I attended a seminar on writing rules and laying out a rulebook by Hasbro's Mike Gray. Now, obviously, because of whom he works for, his advice was slightly geared towards making a rulebook understandable for the mass market. However, I believe his advice is still generally sound to apply to the Eurogame market. Here are my notes on his all-too-brief lecture. Sadly, I coldn't capture his interesting and funny anecdotes. I've also included a scan of the outline he gave us to use in our rulebooks.
Three must-do's for rulebooks
1) clear: I understand
2) complete: it's all there
3) logically organized: need to be able to read straight through and flow naturally
date rules versions during development or you will mix them up
age affects a lot of things
-how simple or complicated it can be
-size of components for safety
-bluffing games don't work for under age 8
-winning/losing affects under-8 emotionally too much, better to go coop
number of players affects math of the game
-waiting for turn (scrabble not fun with more than two)
-trading (monopoly/risk worse with fewer players)
Don't put a number of players or age on the box if you haven't really tested it.
object of the game
-if you don't know where you are going, how you get there is superfluous
-put goal at top so that rest of rules have context
-important in case there are missing pieces, alerts players
-this is only for when it is first unboxed
-it is not as obvious as you think to assemble a game
-if labels, put warning on label sheet to read rules first

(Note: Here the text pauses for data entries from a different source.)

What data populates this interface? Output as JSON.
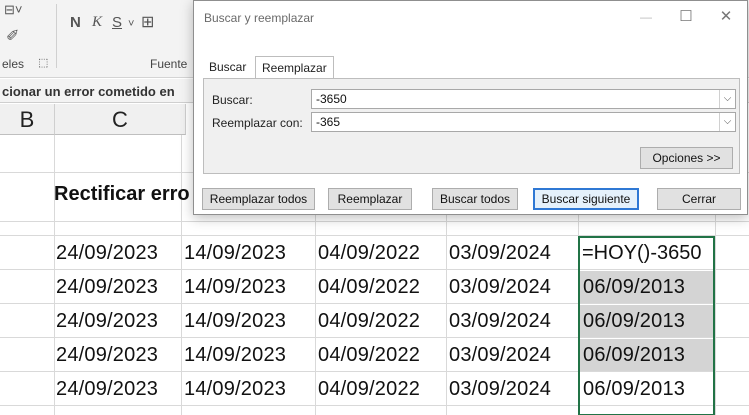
{
  "ribbon": {
    "group_label_left": "eles",
    "group_label_font": "Fuente",
    "bold": "N",
    "italic": "K",
    "underline": "S"
  },
  "error_bar": {
    "text": "cionar un error cometido en"
  },
  "columns": [
    "B",
    "C"
  ],
  "sheet": {
    "title": "Rectificar erro",
    "rows": [
      [
        "24/09/2023",
        "14/09/2023",
        "04/09/2022",
        "03/09/2024",
        "=HOY()-3650"
      ],
      [
        "24/09/2023",
        "14/09/2023",
        "04/09/2022",
        "03/09/2024",
        "06/09/2013"
      ],
      [
        "24/09/2023",
        "14/09/2023",
        "04/09/2022",
        "03/09/2024",
        "06/09/2013"
      ],
      [
        "24/09/2023",
        "14/09/2023",
        "04/09/2022",
        "03/09/2024",
        "06/09/2013"
      ],
      [
        "24/09/2023",
        "14/09/2023",
        "04/09/2022",
        "03/09/2024",
        "06/09/2013"
      ]
    ]
  },
  "dialog": {
    "title": "Buscar y reemplazar",
    "tabs": [
      "Buscar",
      "Reemplazar"
    ],
    "active_tab": "Reemplazar",
    "find_label": "Buscar:",
    "find_value": "-3650",
    "replace_label": "Reemplazar con:",
    "replace_value": "-365",
    "options_button": "Opciones >>",
    "buttons": {
      "replace_all": "Reemplazar todos",
      "replace": "Reemplazar",
      "find_all": "Buscar todos",
      "find_next": "Buscar siguiente",
      "close": "Cerrar"
    }
  },
  "colors": {
    "selection_border": "#217346",
    "primary_button_border": "#2f78d4"
  }
}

-if necessary, have drawing of pieces snapping together
-batteries: size, location
-have an actual picture of game setup instead of just text description
-Tasty Minstrel Games rulebooks are good at this
game play rules have two purposes:
1) primarily for helping game owner explain to friends how to play
2) secondarily for reference during game
For second purpose, make things easily findable Don't leave important exceptions as picture captions; people won't read them when trying to reference
Defining terms cannot go at the end. You have to define them at the start.
-give rules to a teacher to read
-make sure to also give components for review
-people won't want to read, because it isn't fun, but important to do anyway
Don't use "may", "can", "should", "could", etc. if you can avoid it. They are ambiguous and confusing to people.
Point-of-view is a problem. Instead of he/she, use "you" and "your opponent".
Humor is very important, even in little doses.
-don't assume special conditions obvious, make sure to specify
-be careful about having myriad of combinations, there might be situations that come up which you didn't anticipate
-even if you think it can't happen, it will eventually
-don't fall for the odds trap; either cover it or fix it
-better to have no language on cards if you want to sell worldwide
-cleaner board is nice, but if people don't want to keep going back to the rulebook every turn
-don't like ties
-is exact count necessary?
-does it end immediately or equal turns?
-fine for hobby game market
-bad for mass market
for any number other than four players, think about the mathematics of the game. with numbers other than four, player interaction changes.
Tasty Minstrel's Belfort - throrough, lots of illustrations, well laid out
Jamaica - rules done like treasure map
Days of Wonder